• What the exercise asks: All the data must be output exactly as given.
*** Opening of Material to process ***
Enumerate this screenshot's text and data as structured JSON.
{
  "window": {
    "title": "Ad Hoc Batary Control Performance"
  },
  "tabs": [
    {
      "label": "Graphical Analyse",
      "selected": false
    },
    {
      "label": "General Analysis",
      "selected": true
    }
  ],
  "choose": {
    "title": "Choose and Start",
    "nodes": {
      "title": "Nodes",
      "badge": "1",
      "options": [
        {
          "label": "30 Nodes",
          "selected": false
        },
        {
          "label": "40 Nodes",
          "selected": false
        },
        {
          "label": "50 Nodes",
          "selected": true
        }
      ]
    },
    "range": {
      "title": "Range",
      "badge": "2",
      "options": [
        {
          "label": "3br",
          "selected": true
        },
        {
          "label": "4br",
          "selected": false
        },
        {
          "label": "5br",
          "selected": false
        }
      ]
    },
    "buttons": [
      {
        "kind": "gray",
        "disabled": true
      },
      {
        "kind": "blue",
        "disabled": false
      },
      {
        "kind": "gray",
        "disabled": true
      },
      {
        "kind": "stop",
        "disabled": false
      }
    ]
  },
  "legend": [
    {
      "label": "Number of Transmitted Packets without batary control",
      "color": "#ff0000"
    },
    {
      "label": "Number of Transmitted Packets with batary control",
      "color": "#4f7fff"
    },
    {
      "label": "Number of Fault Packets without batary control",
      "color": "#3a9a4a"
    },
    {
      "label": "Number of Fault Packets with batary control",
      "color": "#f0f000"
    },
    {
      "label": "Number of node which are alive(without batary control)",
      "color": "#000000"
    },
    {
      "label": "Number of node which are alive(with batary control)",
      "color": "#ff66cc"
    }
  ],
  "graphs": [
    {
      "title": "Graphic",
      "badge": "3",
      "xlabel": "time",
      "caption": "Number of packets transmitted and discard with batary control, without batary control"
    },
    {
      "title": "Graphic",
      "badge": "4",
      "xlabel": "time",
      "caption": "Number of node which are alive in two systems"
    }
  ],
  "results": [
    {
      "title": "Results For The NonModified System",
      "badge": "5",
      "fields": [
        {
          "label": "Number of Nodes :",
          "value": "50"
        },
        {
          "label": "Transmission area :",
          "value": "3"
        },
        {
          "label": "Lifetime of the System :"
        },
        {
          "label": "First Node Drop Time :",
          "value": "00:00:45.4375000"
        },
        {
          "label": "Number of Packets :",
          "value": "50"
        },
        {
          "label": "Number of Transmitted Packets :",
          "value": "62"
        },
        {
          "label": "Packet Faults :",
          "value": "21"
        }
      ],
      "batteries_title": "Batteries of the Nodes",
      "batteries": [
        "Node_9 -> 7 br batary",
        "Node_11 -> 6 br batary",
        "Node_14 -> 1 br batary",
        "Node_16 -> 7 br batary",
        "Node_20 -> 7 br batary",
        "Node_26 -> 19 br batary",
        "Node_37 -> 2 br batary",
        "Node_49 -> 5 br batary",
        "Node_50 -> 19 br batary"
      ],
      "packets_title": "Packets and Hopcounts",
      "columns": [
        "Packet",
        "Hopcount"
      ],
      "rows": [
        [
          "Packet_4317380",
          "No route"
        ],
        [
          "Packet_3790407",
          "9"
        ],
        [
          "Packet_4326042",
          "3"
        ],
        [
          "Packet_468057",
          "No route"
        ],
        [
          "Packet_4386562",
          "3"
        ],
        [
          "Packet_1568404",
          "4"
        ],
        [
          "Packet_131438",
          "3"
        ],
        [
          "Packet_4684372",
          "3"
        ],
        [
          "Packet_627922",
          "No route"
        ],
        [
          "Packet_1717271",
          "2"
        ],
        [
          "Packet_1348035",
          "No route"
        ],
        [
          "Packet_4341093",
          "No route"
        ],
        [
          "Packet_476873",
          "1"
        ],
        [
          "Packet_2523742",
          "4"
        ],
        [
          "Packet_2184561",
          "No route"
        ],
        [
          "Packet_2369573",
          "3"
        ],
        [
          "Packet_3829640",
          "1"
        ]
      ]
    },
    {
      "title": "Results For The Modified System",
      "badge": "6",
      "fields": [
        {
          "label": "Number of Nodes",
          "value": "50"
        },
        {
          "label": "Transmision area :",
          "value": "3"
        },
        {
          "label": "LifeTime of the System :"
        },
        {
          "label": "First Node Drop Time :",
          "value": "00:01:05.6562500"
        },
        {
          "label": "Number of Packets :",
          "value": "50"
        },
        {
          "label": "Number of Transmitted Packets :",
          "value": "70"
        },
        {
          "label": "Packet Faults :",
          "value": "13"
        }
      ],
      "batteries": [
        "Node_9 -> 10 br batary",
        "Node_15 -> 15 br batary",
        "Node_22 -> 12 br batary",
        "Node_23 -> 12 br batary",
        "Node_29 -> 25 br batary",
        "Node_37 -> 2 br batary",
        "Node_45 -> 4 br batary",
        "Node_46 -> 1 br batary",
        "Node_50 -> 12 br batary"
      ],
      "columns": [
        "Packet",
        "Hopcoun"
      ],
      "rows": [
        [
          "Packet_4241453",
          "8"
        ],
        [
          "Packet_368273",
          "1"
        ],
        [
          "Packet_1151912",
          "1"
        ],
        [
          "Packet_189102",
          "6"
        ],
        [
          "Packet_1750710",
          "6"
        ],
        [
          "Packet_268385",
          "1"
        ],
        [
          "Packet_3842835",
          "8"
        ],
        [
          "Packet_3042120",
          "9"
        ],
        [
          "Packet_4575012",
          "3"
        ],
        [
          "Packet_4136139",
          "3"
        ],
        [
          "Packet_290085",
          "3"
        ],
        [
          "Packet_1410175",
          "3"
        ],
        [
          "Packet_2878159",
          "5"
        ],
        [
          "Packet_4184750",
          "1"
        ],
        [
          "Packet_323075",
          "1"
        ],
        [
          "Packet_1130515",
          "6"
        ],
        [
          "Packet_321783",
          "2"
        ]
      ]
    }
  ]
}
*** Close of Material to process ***
• Answer area:
Enumerate this screenshot's text and data as structured JSON.
{
  "window": {
    "title": "Ad Hoc Batary Control Performance"
  },
  "tabs": [
    {
      "label": "Graphical Analyse",
      "selected": false
    },
    {
      "label": "General Analysis",
      "selected": true
    }
  ],
  "choose": {
    "title": "Choose and Start",
    "nodes": {
      "title": "Nodes",
      "badge": "1",
      "options": [
        {
          "label": "30 Nodes",
          "selected": false
        },
        {
          "label": "40 Nodes",
          "selected": false
        },
        {
          "label": "50 Nodes",
          "selected": true
        }
      ]
    },
    "range": {
      "title": "Range",
      "badge": "2",
      "options": [
        {
          "label": "3br",
          "selected": true
        },
        {
          "label": "4br",
          "selected": false
        },
        {
          "label": "5br",
          "selected": false
        }
      ]
    },
    "buttons": [
      {
        "kind": "gray",
        "disabled": true
      },
      {
        "kind": "blue",
        "disabled": false
      },
      {
        "kind": "gray",
        "disabled": true
      },
      {
        "kind": "stop",
        "disabled": false
      }
    ]
  },
  "legend": [
    {
      "label": "Number of Transmitted Packets without batary control",
      "color": "#ff0000"
    },
    {
      "label": "Number of Transmitted Packets with batary control",
      "color": "#4f7fff"
    },
    {
      "label": "Number of Fault Packets without batary control",
      "color": "#3a9a4a"
    },
    {
      "label": "Number of Fault Packets with batary control",
      "color": "#f0f000"
    },
    {
      "label": "Number of node which are alive(without batary control)",
      "color": "#000000"
    },
    {
      "label": "Number of node which are alive(with batary control)",
      "color": "#ff66cc"
    }
  ],
  "graphs": [
    {
      "title": "Graphic",
      "badge": "3",
      "xlabel": "time",
      "caption": "Number of packets transmitted and discard with batary control, without batary control"
    },
    {
      "title": "Graphic",
      "badge": "4",
      "xlabel": "time",
      "caption": "Number of node which are alive in two systems"
    }
  ],
  "results": [
    {
      "title": "Results For The NonModified System",
      "badge": "5",
      "fields": [
        {
          "label": "Number of Nodes :",
          "value": "50"
        },
        {
          "label": "Transmission area :",
          "value": "3"
        },
        {
          "label": "Lifetime of the System :"
        },
        {
          "label": "First Node Drop Time :",
          "value": "00:00:45.4375000"
        },
        {
          "label": "Number of Packets :",
          "value": "50"
        },
        {
          "label": "Number of Transmitted Packets :",
          "value": "62"
        },
        {
          "label": "Packet Faults :",
          "value": "21"
        }
      ],
      "batteries_title": "Batteries of the Nodes",
      "batteries": [
        "Node_9 -> 7 br batary",
        "Node_11 -> 6 br batary",
        "Node_14 -> 1 br batary",
        "Node_16 -> 7 br batary",
        "Node_20 -> 7 br batary",
        "Node_26 -> 19 br batary",
        "Node_37 -> 2 br batary",
        "Node_49 -> 5 br batary",
        "Node_50 -> 19 br batary"
      ],
      "packets_title": "Packets and Hopcounts",
      "columns": [
        "Packet",
        "Hopcount"
      ],
      "rows": [
        [
          "Packet_4317380",
          "No route"
        ],
        [
          "Packet_3790407",
          "9"
        ],
        [
          "Packet_4326042",
          "3"
        ],
        [
          "Packet_468057",
          "No route"
        ],
        [
          "Packet_4386562",
          "3"
        ],
        [
          "Packet_1568404",
          "4"
        ],
        [
          "Packet_131438",
          "3"
        ],
        [
          "Packet_4684372",
          "3"
        ],
        [
          "Packet_627922",
          "No route"
        ],
        [
          "Packet_1717271",
          "2"
        ],
        [
          "Packet_1348035",
          "No route"
        ],
        [
          "Packet_4341093",
          "No route"
        ],
        [
          "Packet_476873",
          "1"
        ],
        [
          "Packet_2523742",
          "4"
        ],
        [
          "Packet_2184561",
          "No route"
        ],
        [
          "Packet_2369573",
          "3"
        ],
        [
          "Packet_3829640",
          "1"
        ]
      ]
    },
    {
      "title": "Results For The Modified System",
      "badge": "6",
      "fields": [
        {
          "label": "Number of Nodes",
          "value": "50"
        },
        {
          "label": "Transmision area :",
          "value": "3"
        },
        {
          "label": "LifeTime of the System :"
        },
        {
          "label": "First Node Drop Time :",
          "value": "00:01:05.6562500"
        },
        {
          "label": "Number of Packets :",
          "value": "50"
        },
        {
          "label": "Number of Transmitted Packets :",
          "value": "70"
        },
        {
          "label": "Packet Faults :",
          "value": "13"
        }
      ],
      "batteries": [
        "Node_9 -> 10 br batary",
        "Node_15 -> 15 br batary",
        "Node_22 -> 12 br batary",
        "Node_23 -> 12 br batary",
        "Node_29 -> 25 br batary",
        "Node_37 -> 2 br batary",
        "Node_45 -> 4 br batary",
        "Node_46 -> 1 br batary",
        "Node_50 -> 12 br batary"
      ],
      "columns": [
        "Packet",
        "Hopcoun"
      ],
      "rows": [
        [
          "Packet_4241453",
          "8"
        ],
        [
          "Packet_368273",
          "1"
        ],
        [
          "Packet_1151912",
          "1"
        ],
        [
          "Packet_189102",
          "6"
        ],
        [
          "Packet_1750710",
          "6"
        ],
        [
          "Packet_268385",
          "1"
        ],
        [
          "Packet_3842835",
          "8"
        ],
        [
          "Packet_3042120",
          "9"
        ],
        [
          "Packet_4575012",
          "3"
        ],
        [
          "Packet_4136139",
          "3"
        ],
        [
          "Packet_290085",
          "3"
        ],
        [
          "Packet_1410175",
          "3"
        ],
        [
          "Packet_2878159",
          "5"
        ],
        [
          "Packet_4184750",
          "1"
        ],
        [
          "Packet_323075",
          "1"
        ],
        [
          "Packet_1130515",
          "6"
        ],
        [
          "Packet_321783",
          "2"
        ]
      ]
    }
  ]
}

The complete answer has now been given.